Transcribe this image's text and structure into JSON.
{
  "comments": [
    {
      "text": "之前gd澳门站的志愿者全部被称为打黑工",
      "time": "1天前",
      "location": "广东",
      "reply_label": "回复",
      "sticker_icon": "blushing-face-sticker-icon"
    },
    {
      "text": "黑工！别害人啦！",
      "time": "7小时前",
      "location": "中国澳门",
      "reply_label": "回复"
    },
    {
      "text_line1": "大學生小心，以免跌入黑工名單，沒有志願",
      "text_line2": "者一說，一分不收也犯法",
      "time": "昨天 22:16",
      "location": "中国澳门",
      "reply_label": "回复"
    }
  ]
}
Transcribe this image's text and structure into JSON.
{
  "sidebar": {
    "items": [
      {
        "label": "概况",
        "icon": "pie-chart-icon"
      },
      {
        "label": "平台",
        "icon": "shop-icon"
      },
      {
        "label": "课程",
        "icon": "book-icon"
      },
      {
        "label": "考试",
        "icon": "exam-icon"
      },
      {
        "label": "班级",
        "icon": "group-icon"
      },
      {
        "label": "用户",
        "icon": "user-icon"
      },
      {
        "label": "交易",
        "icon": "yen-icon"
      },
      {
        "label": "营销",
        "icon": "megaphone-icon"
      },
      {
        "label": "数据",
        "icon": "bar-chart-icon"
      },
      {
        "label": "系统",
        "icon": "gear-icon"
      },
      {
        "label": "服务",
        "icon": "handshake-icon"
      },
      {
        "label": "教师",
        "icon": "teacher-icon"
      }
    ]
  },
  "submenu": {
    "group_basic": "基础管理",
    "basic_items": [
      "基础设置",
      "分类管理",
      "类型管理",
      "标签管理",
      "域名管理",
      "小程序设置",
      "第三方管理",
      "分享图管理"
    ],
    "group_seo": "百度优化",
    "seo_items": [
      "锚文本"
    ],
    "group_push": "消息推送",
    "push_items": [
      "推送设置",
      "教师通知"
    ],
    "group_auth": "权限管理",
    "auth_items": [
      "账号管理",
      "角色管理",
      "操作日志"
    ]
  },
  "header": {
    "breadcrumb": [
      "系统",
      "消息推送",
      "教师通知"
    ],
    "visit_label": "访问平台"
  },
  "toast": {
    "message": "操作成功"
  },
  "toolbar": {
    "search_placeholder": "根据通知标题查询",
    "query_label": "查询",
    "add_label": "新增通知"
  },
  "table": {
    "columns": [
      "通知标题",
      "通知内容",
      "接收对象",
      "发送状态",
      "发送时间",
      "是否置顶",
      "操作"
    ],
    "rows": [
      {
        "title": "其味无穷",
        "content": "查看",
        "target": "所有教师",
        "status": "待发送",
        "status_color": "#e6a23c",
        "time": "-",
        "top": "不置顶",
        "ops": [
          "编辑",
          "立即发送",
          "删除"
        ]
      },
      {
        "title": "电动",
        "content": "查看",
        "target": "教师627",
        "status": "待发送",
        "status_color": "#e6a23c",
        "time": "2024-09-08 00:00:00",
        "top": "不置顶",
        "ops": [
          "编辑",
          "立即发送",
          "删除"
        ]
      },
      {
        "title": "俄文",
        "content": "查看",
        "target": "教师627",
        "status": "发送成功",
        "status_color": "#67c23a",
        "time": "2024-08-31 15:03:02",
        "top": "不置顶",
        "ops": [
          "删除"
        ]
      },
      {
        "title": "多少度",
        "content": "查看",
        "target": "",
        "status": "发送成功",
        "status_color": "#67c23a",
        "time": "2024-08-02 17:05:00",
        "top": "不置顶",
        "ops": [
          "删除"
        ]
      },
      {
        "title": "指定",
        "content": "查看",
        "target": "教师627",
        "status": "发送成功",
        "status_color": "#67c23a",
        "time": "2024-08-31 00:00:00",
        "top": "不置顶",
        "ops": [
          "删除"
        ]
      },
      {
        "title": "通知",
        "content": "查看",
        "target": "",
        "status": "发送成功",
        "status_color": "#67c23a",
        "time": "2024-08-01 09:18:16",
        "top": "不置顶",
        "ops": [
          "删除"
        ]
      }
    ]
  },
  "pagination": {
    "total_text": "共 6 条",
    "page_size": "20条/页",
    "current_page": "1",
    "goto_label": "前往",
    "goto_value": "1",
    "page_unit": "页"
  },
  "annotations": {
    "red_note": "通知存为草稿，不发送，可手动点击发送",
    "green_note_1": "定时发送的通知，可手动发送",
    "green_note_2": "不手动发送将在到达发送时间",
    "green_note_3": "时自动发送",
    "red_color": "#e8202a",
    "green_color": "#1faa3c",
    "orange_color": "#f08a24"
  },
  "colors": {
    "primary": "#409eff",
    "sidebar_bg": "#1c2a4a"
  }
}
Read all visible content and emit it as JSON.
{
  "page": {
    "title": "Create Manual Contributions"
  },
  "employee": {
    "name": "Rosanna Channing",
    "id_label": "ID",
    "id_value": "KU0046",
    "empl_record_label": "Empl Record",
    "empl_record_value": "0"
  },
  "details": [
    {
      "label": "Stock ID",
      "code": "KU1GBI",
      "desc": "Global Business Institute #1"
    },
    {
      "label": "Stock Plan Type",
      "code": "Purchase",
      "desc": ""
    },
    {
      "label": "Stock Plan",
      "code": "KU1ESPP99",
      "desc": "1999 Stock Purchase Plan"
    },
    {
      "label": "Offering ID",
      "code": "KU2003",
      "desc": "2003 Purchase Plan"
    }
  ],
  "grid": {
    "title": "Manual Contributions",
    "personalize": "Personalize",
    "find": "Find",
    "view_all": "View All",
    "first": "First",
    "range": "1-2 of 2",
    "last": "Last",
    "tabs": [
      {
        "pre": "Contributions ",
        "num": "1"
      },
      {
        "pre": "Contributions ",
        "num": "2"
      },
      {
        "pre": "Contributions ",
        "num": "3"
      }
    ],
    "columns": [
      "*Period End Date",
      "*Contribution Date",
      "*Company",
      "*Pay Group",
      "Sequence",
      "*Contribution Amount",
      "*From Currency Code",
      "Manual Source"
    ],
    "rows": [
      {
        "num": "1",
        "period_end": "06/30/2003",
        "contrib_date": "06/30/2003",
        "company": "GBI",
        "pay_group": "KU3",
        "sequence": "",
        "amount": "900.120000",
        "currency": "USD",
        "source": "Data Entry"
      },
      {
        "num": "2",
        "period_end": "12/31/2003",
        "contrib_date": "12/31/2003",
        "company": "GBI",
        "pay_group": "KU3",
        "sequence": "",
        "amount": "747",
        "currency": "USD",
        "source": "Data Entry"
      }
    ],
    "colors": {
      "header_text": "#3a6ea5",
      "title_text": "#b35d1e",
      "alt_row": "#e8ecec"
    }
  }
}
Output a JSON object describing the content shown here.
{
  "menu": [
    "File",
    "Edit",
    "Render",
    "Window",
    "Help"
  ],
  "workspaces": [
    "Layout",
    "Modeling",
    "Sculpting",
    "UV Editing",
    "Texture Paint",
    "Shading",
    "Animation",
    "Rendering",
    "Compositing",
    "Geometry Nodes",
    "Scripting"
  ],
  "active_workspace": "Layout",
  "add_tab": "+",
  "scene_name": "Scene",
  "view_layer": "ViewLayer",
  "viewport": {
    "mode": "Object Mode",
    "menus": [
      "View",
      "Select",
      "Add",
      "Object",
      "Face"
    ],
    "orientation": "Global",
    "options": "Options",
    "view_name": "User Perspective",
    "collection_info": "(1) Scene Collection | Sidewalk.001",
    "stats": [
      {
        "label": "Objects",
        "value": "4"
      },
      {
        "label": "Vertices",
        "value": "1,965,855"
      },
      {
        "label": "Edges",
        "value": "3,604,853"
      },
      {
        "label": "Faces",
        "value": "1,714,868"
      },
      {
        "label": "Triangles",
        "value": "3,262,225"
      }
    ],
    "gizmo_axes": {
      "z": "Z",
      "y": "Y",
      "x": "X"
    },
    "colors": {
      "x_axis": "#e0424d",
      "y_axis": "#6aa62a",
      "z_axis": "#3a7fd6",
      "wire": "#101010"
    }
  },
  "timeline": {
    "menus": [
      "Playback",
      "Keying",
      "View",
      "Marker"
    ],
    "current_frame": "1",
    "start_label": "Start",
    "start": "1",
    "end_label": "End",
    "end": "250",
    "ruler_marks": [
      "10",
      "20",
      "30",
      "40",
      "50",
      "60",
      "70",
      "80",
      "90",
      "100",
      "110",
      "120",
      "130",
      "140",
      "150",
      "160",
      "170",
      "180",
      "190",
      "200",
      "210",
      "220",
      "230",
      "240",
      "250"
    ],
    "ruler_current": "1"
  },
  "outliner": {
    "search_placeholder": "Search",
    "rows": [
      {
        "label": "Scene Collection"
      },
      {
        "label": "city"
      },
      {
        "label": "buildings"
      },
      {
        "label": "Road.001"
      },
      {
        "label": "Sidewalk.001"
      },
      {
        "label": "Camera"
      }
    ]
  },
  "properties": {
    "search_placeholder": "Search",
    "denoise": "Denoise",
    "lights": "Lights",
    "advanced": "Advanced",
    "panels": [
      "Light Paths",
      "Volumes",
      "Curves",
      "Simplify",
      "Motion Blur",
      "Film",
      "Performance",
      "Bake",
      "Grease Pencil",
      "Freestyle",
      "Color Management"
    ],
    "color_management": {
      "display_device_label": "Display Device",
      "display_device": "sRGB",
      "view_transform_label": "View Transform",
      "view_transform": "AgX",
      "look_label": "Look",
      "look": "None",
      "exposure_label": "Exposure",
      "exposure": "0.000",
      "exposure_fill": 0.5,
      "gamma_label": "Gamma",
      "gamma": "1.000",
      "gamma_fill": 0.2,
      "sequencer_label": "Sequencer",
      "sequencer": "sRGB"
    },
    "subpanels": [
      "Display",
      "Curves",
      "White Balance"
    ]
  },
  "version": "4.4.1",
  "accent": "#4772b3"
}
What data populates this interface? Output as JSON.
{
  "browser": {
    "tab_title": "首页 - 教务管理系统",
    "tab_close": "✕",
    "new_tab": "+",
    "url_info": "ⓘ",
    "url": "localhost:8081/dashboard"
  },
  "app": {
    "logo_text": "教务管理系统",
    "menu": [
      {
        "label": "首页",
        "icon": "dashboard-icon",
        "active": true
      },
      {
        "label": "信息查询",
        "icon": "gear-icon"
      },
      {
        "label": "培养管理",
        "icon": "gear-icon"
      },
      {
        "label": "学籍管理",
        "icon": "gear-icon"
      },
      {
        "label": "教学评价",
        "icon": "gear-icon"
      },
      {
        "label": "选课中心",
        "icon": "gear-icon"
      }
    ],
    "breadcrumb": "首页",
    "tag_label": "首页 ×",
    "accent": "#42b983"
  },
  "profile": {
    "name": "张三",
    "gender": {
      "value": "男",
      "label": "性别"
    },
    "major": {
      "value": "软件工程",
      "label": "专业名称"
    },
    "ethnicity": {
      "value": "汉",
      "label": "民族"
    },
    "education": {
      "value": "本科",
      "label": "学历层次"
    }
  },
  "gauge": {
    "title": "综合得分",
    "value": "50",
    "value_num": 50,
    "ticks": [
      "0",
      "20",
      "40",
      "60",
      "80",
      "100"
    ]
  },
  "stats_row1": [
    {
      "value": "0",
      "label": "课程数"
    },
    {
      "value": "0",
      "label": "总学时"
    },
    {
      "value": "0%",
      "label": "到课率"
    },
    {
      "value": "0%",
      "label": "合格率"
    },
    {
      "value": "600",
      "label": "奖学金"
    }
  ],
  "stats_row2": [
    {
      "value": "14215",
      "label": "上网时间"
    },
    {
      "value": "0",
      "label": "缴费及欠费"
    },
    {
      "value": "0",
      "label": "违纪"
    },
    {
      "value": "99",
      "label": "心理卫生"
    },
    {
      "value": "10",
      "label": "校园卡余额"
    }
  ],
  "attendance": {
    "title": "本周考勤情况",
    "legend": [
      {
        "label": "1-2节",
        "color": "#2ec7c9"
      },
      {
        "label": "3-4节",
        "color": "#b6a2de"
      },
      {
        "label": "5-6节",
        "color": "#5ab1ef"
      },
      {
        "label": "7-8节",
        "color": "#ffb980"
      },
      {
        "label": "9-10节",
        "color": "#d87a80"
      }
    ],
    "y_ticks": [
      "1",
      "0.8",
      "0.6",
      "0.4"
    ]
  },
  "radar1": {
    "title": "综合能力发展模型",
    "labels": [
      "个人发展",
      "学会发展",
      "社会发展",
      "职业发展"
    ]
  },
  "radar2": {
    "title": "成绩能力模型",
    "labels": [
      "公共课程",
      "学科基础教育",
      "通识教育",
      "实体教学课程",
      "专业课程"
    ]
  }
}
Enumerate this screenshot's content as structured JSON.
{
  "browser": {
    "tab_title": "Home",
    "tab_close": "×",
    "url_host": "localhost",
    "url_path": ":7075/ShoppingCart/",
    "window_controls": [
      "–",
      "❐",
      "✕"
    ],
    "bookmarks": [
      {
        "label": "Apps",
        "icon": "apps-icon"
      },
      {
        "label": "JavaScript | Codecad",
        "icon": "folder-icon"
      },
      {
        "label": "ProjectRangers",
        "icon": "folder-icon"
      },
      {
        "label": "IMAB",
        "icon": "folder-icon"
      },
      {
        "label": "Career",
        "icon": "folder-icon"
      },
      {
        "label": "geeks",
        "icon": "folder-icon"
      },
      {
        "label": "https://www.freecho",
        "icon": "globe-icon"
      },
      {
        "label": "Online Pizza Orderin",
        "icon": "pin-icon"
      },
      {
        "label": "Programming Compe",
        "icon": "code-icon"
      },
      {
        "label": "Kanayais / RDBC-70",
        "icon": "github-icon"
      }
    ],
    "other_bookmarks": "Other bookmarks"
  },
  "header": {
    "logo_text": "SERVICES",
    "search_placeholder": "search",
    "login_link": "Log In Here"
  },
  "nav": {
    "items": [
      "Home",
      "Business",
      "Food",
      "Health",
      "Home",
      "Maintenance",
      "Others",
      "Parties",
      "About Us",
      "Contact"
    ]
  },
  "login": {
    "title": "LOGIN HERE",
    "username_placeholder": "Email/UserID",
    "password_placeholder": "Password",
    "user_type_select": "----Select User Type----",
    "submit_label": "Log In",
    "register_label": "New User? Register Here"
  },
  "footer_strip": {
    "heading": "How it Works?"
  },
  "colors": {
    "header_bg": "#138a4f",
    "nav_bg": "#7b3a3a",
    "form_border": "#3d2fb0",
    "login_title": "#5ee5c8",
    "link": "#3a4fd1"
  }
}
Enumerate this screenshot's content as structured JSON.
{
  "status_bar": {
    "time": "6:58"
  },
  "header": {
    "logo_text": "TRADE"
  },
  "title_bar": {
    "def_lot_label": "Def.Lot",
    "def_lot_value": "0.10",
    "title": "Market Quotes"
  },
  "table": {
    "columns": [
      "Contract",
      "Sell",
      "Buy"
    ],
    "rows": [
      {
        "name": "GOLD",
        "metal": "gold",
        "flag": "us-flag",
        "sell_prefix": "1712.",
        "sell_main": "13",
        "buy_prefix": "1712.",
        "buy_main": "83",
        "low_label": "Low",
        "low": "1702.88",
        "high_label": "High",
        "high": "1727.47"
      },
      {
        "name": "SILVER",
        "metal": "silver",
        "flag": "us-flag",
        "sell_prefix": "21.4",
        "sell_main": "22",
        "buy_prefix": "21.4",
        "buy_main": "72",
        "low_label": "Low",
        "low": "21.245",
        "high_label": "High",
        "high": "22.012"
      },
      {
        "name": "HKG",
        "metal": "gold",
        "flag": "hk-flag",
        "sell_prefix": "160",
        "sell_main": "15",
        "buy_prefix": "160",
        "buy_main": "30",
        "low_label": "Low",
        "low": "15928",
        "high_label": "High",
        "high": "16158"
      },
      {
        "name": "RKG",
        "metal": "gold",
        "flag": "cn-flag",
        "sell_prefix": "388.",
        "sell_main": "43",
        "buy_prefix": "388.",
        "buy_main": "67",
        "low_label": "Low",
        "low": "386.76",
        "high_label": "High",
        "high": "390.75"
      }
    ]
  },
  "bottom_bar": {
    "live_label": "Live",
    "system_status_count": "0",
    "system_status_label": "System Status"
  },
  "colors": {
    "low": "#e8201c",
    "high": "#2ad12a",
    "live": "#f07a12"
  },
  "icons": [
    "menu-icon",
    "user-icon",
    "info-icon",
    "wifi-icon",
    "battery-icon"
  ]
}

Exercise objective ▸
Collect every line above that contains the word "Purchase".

Result ▸
      "code": "Purchase",
      "desc": "1999 Stock Purchase Plan"
      "desc": "2003 Purchase Plan"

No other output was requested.